The statue, which weighs nearly 454kg, had been on display at the museum, Musee des Arts et Metiers, for 10 years and will be placed in a specially designed Plexiglas box for its nine-day voyage across the Atlantic.

The smaller statue, based on the original 1878 plaster model by sculptor Frederic-Auguste Bartholdi, was installed just outside the museum’s entrance in 2011. This statue was cast using a 3D scan of another model in Paris, the news release said.

It will be exhibited on Ellis Island from July 1-5, facing its much bigger sibling on Liberty Island. Then, it will be moved to the French ambassador’s residence in Washington, where it will be on display from July 14, France’s Bastille Day, until 2031.

There are more than 100 replicas of the Statue of Liberty around the world, according to the conservatory. More than 30 are in France, including a handful in Paris.

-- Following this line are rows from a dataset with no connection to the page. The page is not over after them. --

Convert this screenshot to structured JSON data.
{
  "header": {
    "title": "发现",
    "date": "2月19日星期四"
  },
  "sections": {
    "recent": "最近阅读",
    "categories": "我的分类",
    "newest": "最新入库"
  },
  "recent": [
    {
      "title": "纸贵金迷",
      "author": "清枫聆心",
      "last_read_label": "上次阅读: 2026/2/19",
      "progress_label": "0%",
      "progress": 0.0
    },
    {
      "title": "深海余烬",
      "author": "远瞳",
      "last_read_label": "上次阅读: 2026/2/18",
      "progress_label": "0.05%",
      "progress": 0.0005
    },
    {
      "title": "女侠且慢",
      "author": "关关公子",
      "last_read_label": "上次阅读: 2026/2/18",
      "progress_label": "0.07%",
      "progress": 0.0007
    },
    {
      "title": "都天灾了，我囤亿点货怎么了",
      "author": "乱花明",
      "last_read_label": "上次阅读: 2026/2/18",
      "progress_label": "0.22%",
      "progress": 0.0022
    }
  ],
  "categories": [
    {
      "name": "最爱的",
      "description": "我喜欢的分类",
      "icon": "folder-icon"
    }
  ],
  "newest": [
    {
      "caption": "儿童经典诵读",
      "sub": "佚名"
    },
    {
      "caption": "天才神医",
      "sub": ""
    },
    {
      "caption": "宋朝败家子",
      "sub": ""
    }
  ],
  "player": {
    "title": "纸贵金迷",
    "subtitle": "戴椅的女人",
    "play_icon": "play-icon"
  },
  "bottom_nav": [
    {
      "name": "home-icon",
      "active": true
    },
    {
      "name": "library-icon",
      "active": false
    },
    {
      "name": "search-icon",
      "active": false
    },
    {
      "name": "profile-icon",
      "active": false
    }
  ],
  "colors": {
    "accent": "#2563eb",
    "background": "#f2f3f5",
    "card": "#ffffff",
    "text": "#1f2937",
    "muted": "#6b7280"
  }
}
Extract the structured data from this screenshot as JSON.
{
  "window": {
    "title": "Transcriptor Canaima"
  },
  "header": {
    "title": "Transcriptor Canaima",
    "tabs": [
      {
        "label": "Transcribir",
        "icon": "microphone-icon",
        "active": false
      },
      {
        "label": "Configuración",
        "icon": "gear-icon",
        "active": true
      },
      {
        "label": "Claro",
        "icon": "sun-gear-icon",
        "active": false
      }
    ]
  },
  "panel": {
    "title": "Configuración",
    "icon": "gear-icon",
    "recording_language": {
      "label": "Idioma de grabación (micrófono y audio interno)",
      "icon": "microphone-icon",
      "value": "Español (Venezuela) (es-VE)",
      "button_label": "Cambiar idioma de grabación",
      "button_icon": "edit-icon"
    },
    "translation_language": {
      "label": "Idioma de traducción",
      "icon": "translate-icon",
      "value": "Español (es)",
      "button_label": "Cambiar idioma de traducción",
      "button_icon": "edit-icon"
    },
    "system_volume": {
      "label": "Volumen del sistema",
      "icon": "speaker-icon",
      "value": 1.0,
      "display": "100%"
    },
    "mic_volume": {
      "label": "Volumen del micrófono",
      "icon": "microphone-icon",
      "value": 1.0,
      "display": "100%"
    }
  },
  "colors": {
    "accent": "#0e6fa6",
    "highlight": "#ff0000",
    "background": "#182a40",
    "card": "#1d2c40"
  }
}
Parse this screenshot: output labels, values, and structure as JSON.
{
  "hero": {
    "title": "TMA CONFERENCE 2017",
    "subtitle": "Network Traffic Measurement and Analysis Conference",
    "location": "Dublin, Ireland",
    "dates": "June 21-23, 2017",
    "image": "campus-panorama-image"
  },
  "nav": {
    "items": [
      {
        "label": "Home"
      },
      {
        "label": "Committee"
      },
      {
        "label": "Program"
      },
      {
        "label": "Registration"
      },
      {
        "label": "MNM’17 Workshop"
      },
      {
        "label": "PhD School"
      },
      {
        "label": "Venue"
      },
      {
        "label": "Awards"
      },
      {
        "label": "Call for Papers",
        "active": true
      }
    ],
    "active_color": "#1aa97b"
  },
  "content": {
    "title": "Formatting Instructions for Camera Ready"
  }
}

The statue’s arrival in New York, the conservatory said, is meant to celebrate and underscore the central value of Franco-American friendship: liberty.

“This statue symbolises the virtues of freedom and integration,” said Mr Olivier Faron, administrateur-general of the National Conservatory of Arts and Crafts. “These two values forever unite France and the United States.”

The conservatory also said the gesture was intended to pay tribute to those who had fought for freedom and democracy on both sides of the Atlantic.

The US Embassy in France shared a video on Twitter this week of a crane lifting the statue into the air as workers below carefully held on to it with straps.

At a ceremony marking the occasion, Mr Liam Wasley, an acting deputy at the embassy, said: “This Atlantic crossing renews and strengthens our shared attachment to what we believe in, the foundations of our relationship.”